Pettis on Melendez news: It's not a shocker
January, 16, 2013
By Brett Okamoto
Jeff Sherwood/Sherdog.comAnthony Pettis will have to get past Donald Cerrone before he gets even a sniff of a title shot.
Well, don’t worry. Don’t worry. Anthony Pettis is not going to do what you all think he’s going to do -- which is just flip out.
No, when Pettis heard that the next UFC lightweight title shot is officially going to Gilbert Melendez, it didn’t faze him. After all, it’s not the first time he’s been overlooked.
“It is what it is,” Pettis told ESPN.com. “It’s not a shocker or some crazy new news to me. I’ve been here before.”
Several times, actually. Following a draw between Frankie Edgar and Gray Maynard at UFC 125 in January 2011, it was announced at the press conference that Pettis would still face Edgar in the next title bout as originally planned. But things changed.
Following Pettis' spectacular knockout over Joe Lauzon at UFC 144 in February, UFC president Dana White said he thought Pettis would be next in line. Didn’t happen.
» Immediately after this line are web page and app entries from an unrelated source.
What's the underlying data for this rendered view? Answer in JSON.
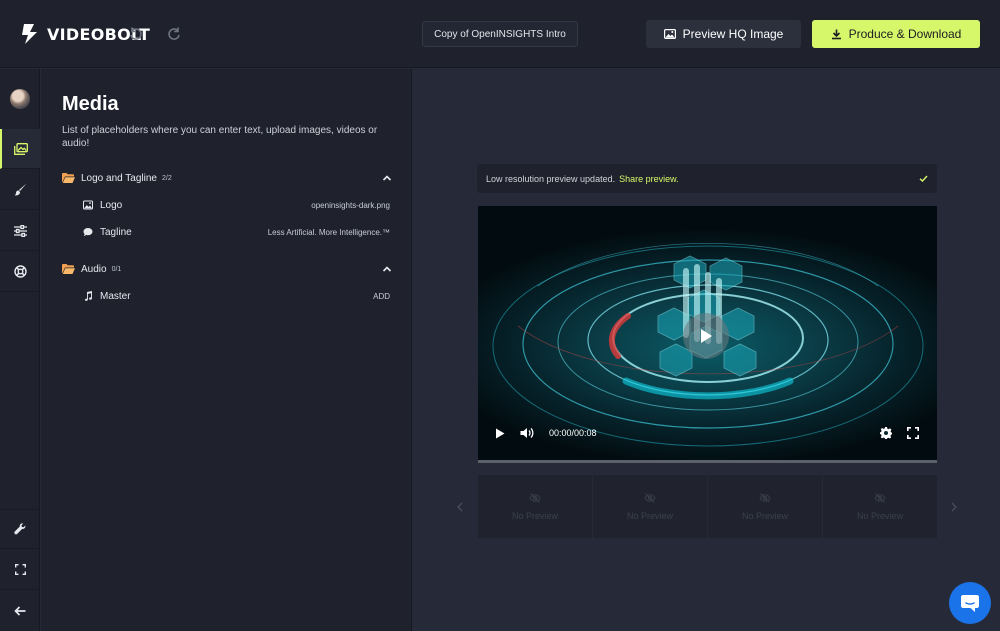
{
  "app": {
    "brand": "VIDEOBOLT",
    "project_name": "Copy of OpenINSIGHTS Intro",
    "preview_hq_label": "Preview HQ Image",
    "produce_label": "Produce & Download"
  },
  "rail": {
    "items": [
      {
        "name": "avatar"
      },
      {
        "name": "media-icon",
        "active": true
      },
      {
        "name": "brush-icon"
      },
      {
        "name": "sliders-icon"
      },
      {
        "name": "lifebuoy-icon"
      },
      {
        "name": "wrench-icon"
      },
      {
        "name": "fullscreen-icon"
      },
      {
        "name": "arrow-left-icon"
      }
    ]
  },
  "media": {
    "title": "Media",
    "description": "List of placeholders where you can enter text, upload images, videos or audio!",
    "groups": [
      {
        "label": "Logo and Tagline",
        "count": "2/2",
        "items": [
          {
            "icon": "image-icon",
            "label": "Logo",
            "value": "openinsights-dark.png"
          },
          {
            "icon": "speech-bubble-icon",
            "label": "Tagline",
            "value": "Less Artificial. More Intelligence.™"
          }
        ]
      },
      {
        "label": "Audio",
        "count": "0/1",
        "items": [
          {
            "icon": "music-note-icon",
            "label": "Master",
            "value": "ADD"
          }
        ]
      }
    ]
  },
  "preview": {
    "notice_text": "Low resolution preview updated.",
    "notice_link": "Share preview.",
    "time": "00:00/00:08",
    "progress": 0,
    "thumbnails": [
      "No Preview",
      "No Preview",
      "No Preview",
      "No Preview"
    ]
  },
  "colors": {
    "accent": "#d7f76a",
    "chat": "#1a73e8"
  }
}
Also in 2012, the UFC informed Pettis he was a front-runner to coach "The Ultimate Fighter" reality series opposite Donald Cerrone, so much so that Pettis assembled his coaching staff for the show. The contract, though, must have gotten lost in the mail.
Heading into 2013, there are no expectations from Pettis or his camp. There’s only what’s real and in front of him, which right now means a highly anticipated bout with Cerrone at a UFC on Fox event in Chicago on Jan. 26.
“One of our mottos is don’t be bitter, be better,” said Duke Roufus, Pettis’ head trainer. “You can’t control what happened yesterday. Just focus on what’s going to happen tomorrow.”
Ed Mulholland for ESPN.comAnthony Pettis has been pegged to fight for a UFC title before -- only for plans to change.
For the record, Pettis believes Melendez is a terrific lightweight. He believes the competition he’s faced in the last two years trumps anything Melendez saw as the Strikeforce champion, but whatever. Doesn’t matter. He's not complaining.
Pettis (15-2) knows he can’t be thinking about Melendez, current champion Ben Henderson or anyone else when he enters the cage later this month for the first time since the Lauzon win. He can’t afford it against a guy like Cerrone.
“I’ve never had a fight where I had to switch things up on the fly,” Pettis said. “I think you’re going to see the best Anthony Pettis in this because I’ve got an opponent who can push me and who, I believe, can stay in front of me the whole time.”
The possibility of trash talk loomed in this fight, as Cerrone (19-4) spent much of 2012 telling anyone who would listen Pettis was ducking him.
As the fight gets closer, though, the interviews have shown the genuine respect these two have for one another. You get the sense each knows this is a fight in which anything could happen. A title fight, minus the title.
“Donald Cerrone is one hell of a fighter,” Roufus said. “They are similar in styles but different in demeanor. As a fan of fighting, this should be the fight fans want to tune in and watch.
“No one can make a mistake. The guy who makes a mistake is the guy who loses this fight. This is going to be a very brutal chess match.”
There is not yet any guarantee the winner will go on to challenge for the 155-pound belt. Even if there was such a promise, Pettis likely wouldn’t believe it.
He’s heard the rumors that free agent Eddie Alvarez could get an immediate title shot if he joins the UFC, a move Pettis said would make “no sense” since Alvarez wasn’t even a champion at the end of his Bellator contract.
Regardless, Pettis only wants to get back to what originally put him in line to compete for the title in 2011. Just win fights.
“I figured out early in my career that things change,” Pettis said. “Until contracts are signed, you don’t have a title shot. I’m just excited to get back in the cage.”